Our working project title for the current project is "Slide View". Why? Because we could see Moosehide slide from the front of the property... sound a little over simplistic and unimaginative? Thats why we're saying it is a working title, in case we come up with something better in a flash of inspiration. But it seems pretty fitting right now.
The project is a slow burn, the economic impact of COVID-19 can't be understated. The tourism sector has been hit pretty hard again as the "second wave" started to take a hold on Canada. So we have cut back on the renovation spend right now and everything is being done in our collective spare time.
This project aims to produce a single family dwelling with the option of having a rental suite. The decision for this was made in an effort to provide more accommodation in town that could be offered at an affordable rate and also to support a new home owner to be able to afford their own bills a little easier by having a supplemental income. We have played with multiple layout designs for the project (we'll keep the suspense going win the final layout for now) but all of them require the internal structures to be completely removed so that we have a blank canvas to work with. It also allows us easier access to the outer walls of the house and ceiling so that we can beef up the insulation, improve the air tightness, install new quad pane windows, modernise the electrics and plumbing to meet the needs of the building for the future and help the building exceed current building code requirements.

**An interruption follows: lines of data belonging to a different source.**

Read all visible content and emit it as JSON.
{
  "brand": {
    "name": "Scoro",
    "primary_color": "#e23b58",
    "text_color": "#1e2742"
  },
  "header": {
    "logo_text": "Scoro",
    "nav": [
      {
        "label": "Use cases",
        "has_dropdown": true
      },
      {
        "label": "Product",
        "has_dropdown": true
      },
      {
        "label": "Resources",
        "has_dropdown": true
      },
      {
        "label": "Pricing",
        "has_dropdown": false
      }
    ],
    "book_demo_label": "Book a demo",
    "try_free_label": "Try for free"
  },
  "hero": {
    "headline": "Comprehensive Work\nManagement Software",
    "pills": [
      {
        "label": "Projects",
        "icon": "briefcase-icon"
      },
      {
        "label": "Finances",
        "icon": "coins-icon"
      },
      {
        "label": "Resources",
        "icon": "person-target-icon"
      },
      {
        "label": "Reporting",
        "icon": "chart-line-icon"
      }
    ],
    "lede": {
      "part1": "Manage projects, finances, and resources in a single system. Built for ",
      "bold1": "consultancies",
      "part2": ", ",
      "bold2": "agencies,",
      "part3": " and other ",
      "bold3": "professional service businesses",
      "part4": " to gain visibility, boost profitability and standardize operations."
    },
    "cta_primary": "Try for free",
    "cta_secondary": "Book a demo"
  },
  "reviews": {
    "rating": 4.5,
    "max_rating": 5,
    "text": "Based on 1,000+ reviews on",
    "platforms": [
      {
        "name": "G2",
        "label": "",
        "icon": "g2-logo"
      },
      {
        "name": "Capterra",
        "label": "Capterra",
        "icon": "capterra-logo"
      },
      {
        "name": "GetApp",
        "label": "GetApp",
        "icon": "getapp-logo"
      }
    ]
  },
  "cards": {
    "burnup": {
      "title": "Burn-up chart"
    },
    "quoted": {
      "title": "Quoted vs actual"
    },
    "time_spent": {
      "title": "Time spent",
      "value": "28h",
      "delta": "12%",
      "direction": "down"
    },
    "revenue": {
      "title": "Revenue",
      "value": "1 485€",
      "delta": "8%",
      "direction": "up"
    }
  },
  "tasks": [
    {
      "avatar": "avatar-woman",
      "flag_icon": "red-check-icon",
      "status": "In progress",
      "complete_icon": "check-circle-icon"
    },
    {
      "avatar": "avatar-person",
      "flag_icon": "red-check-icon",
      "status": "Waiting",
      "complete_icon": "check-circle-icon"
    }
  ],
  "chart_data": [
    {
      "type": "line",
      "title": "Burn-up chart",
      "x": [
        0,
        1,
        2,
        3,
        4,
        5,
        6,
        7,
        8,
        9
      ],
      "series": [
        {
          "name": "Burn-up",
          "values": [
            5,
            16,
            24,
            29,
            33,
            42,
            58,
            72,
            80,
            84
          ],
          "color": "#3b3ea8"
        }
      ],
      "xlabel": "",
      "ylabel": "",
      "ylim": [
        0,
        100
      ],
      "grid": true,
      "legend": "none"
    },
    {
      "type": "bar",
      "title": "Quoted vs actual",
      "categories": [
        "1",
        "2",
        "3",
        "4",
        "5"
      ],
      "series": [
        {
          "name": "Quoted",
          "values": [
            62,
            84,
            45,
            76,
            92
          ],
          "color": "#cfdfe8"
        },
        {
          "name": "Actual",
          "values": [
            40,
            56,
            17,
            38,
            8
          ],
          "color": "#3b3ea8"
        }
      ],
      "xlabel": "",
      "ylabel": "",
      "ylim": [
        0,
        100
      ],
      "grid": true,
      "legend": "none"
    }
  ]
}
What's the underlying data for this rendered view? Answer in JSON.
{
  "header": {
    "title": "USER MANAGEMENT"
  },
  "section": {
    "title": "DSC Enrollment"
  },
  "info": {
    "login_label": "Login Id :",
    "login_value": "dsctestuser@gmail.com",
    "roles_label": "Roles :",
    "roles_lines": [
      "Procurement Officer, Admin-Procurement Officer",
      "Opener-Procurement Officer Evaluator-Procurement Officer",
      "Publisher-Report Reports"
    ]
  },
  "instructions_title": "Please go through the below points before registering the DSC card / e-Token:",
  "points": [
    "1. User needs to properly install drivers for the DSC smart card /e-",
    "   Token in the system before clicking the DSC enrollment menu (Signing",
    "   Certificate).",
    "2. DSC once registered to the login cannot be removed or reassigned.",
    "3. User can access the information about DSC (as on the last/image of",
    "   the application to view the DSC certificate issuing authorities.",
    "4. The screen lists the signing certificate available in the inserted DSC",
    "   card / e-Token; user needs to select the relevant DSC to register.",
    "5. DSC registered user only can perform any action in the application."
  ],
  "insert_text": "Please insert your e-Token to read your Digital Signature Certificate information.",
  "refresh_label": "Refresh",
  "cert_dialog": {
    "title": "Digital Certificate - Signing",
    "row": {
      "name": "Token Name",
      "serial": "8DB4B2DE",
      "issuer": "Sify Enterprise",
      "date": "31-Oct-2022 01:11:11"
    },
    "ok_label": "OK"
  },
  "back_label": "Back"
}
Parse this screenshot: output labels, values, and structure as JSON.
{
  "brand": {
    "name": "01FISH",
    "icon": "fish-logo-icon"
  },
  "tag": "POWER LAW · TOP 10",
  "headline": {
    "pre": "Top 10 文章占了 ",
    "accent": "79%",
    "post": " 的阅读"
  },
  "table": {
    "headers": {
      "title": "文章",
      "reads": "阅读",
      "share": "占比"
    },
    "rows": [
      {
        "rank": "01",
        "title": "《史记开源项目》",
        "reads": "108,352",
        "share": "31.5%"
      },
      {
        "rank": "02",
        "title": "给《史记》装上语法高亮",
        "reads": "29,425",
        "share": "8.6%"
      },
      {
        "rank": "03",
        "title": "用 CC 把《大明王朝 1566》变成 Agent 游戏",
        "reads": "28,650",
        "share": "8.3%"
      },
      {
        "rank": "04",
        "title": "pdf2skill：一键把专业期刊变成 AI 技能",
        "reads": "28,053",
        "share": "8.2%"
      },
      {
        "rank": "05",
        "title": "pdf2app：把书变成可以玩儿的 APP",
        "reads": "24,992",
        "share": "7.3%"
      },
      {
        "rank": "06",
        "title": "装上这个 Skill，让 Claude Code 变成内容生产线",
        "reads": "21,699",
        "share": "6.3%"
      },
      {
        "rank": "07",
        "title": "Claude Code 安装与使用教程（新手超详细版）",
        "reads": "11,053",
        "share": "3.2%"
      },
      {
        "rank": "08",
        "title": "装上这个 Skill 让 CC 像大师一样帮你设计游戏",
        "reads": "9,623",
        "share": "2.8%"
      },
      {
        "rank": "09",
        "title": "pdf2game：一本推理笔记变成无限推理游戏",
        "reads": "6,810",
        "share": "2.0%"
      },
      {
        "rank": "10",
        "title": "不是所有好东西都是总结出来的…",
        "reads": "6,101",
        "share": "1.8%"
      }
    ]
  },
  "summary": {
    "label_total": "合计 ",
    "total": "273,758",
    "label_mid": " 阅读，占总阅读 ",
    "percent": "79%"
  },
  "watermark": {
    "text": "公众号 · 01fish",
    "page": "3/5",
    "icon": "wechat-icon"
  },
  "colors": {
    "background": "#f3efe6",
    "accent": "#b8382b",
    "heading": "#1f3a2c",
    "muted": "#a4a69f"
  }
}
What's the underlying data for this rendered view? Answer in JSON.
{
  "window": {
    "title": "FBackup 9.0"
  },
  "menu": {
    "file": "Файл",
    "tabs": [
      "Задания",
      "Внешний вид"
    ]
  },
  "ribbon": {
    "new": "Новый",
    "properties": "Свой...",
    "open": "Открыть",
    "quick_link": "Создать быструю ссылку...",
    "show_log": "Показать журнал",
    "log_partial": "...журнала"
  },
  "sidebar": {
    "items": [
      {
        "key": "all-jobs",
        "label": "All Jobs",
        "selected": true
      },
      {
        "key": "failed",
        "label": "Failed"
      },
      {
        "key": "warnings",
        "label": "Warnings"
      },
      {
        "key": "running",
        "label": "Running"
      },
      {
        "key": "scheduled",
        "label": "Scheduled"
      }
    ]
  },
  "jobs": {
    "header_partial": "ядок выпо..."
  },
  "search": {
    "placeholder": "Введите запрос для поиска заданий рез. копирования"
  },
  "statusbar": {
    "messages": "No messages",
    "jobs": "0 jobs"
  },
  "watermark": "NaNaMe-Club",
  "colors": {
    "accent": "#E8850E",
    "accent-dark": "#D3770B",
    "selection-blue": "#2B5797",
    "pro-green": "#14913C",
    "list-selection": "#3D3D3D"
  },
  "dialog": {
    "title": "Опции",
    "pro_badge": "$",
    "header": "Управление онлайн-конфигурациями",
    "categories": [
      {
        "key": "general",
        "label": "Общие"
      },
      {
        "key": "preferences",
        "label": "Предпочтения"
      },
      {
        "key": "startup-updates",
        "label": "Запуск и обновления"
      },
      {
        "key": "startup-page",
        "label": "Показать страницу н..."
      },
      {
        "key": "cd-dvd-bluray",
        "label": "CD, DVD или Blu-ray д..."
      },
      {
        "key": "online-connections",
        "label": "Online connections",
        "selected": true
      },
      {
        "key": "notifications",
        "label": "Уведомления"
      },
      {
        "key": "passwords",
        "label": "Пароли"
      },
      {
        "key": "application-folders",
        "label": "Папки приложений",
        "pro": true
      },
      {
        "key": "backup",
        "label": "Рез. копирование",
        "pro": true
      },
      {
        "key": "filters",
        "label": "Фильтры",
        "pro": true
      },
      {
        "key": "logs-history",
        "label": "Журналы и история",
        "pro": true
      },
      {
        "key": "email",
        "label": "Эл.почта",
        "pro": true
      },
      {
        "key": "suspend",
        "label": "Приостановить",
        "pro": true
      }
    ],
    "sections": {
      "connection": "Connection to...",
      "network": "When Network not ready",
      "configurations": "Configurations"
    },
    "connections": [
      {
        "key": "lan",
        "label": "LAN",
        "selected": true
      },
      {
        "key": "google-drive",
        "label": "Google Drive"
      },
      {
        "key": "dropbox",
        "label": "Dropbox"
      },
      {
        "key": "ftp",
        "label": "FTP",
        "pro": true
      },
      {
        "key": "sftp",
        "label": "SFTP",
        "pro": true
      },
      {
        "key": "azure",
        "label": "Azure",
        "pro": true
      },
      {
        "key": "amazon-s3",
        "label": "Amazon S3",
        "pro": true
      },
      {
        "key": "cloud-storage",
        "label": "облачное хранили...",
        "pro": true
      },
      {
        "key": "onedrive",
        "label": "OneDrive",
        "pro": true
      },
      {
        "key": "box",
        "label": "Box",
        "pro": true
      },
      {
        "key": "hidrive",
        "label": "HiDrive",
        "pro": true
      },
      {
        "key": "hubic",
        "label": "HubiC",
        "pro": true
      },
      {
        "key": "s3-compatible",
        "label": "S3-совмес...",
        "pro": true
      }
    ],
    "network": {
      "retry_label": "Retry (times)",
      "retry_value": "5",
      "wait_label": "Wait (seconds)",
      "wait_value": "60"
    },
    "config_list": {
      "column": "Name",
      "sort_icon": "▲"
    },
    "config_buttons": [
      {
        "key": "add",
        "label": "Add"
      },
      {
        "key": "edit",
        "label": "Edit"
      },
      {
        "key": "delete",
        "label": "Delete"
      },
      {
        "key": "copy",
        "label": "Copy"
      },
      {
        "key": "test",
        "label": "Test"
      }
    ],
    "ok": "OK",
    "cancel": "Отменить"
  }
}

And with a little help from our friends who were bored on a couple of the colder winter days, this is where we are at. The final internal walls to be removed are the current bathroom and then shortly after that we will be extracting the bathroom and kitchen hardware and trying to find them a new home.
So far, the only thing that we have had to take to landfill are the drywall panels because we count find a way to reuse them due to varying degrees of damage. Sadly, while drywall is completely recyclable and can be turned into other gypsum products, this isn't available in Yukon and the environmental cost of shipping it to a recycling facility in the provinces would have been more environmentally damaging. However the impact of toxic gas release from drywall in landfill (because of the anaerobic environment) is concerning to us. This is one of those instances where we were forced to make a decision we really didn't like because of the options available to us. But understanding the problem of drywall disposal a little better has given us some ideas about future reuse. One those reuse ideas is in compost. The University of Alberta, in 2015, demonstrated better outcomes for planting in composts enriched with gypsum from drywall recycling. Their study even demonstrated soil that was devoid of nutrients and unusable being brought back to life.
Throughout the project we will continue to challenge ourselves to meet significant reductions in waste to landfill from construction. But the logistics of being in a remote community do make it challenging. We are hoping our experience and research can be used to positively impact policy change within our own municipal/territorial waste management services.